LONDON: A majority of smartphone owners in Europe are using these devices to research products and make purchases, a multimarket study has found.
Tradedoubler, the digital marketing and technology firm, polled 2,000 smartphone owners in France, Germany, Sweden and the UK, finding that 71% researched goods and services via this route.
More specifically, 32% of contributors research goods on a weekly basis. This total rose to 37% of under-35s, 40% of high earners and 46% of iPhone owners.
Some 47% of those who sought out information in this way then made a purchase, while 38% bought items in stores. In all, 25% purchased via their mobile, as did 7% from their tablet.
When discussing mobile internet use as a whole, 66% of smartphone owners accessed this media channel at home. A further 57% did so on the move, while 24% went online while in stores.
Among the audience doing so in stores, 42% said they used the mobile web there because they were hoping to find a better price elsewhere, 19% were searching for vouchers, and 16% were accessing location-based offers.
"Much has been written about mobile representing a potential nightmare scenario for high street retailers,” Dan Cohen, market unit leader at Tradedoubler, said.
"The opposite can be true as long as retailers are prepared to harness the potential of mobile, and not be afraid of closing a sale through different channels. We're finding that mobile search can be a tremendous catalyst to driving consumers onto the high street."
Additionally, 56% of respondents said they were open to receiving location-based deals on their handset, while 40% expressed an interest in scanning barcodes and QR codes and 35% wanted to search for coupons.
But only 20% of the sample were keen to use saved credit card details to complete in-store transactions via their mobile.
In all, 53% of interviewees had made at least one mcommerce purchase to date, a figure not including downloads. Cosmetics, books, transport tickets and footwear were some of the top categories here.

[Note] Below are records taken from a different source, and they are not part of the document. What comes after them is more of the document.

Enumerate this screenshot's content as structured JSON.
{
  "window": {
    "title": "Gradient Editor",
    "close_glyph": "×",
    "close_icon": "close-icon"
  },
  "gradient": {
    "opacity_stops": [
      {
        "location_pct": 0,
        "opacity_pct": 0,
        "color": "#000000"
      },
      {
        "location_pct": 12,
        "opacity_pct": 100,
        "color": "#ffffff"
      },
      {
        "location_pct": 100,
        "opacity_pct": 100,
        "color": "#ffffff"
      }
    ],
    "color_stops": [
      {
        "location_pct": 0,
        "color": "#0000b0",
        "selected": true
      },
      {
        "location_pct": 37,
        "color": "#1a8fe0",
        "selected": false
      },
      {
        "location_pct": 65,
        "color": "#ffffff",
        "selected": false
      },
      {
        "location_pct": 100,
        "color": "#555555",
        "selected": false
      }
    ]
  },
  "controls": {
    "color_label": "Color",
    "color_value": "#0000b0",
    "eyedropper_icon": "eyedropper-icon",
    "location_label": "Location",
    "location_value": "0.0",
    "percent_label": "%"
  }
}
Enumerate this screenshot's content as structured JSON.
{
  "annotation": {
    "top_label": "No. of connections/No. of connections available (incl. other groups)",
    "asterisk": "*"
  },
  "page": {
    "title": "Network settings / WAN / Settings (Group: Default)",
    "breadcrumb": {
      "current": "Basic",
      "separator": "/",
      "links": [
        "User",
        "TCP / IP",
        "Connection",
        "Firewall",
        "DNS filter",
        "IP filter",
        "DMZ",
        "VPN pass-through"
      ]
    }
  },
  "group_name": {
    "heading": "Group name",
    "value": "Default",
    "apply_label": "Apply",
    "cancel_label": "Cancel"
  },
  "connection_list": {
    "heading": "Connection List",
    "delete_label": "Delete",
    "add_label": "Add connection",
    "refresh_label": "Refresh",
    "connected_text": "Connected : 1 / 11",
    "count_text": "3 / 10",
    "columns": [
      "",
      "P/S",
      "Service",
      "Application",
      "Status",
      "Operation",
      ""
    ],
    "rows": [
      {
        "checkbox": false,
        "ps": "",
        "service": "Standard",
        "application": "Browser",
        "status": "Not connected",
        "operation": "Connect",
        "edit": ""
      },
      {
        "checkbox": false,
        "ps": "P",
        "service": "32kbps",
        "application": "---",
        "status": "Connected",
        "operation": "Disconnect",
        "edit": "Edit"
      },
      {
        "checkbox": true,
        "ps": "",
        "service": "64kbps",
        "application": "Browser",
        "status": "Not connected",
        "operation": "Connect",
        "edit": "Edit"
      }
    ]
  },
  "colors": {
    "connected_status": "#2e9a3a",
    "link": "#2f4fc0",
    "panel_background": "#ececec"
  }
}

Another 57% of respondents would be more likely to do so if security processes were enhanced, and 56% said they wanted their phone number to remain private.
Data sourced from Tradedoubler; additional content by Warc staff